(Supplied entries Opens)

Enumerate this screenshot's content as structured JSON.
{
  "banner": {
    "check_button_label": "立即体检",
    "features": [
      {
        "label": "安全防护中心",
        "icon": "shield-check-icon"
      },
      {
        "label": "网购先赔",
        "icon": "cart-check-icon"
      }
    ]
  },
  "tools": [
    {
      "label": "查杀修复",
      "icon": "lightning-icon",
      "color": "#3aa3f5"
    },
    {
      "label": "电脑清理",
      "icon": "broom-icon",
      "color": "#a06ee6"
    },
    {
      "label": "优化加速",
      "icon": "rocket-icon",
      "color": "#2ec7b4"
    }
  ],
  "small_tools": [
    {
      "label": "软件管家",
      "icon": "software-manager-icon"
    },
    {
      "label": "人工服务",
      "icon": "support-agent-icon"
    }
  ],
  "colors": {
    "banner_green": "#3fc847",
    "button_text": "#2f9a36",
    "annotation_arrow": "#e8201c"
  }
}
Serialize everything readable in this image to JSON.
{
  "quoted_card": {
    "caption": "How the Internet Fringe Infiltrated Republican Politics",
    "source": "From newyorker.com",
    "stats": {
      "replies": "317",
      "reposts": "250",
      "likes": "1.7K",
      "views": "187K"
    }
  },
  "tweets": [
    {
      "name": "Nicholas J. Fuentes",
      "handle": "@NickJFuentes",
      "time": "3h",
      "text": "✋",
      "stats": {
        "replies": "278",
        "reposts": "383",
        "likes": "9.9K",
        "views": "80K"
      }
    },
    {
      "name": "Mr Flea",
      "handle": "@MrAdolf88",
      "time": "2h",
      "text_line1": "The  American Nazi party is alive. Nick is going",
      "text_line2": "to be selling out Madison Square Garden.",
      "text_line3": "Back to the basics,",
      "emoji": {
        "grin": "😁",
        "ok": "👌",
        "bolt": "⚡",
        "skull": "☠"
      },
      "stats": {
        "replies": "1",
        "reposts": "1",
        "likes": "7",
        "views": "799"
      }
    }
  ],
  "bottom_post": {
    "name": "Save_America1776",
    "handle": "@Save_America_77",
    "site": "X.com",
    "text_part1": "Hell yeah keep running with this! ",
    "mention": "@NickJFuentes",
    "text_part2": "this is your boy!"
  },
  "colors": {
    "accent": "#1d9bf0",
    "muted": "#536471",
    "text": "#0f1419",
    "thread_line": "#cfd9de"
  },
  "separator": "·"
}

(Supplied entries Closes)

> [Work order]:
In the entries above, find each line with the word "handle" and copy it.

> [Output for this exercise]:
      "handle": "@NickJFuentes",
      "handle": "@MrAdolf88",
    "handle": "@Save_America_77",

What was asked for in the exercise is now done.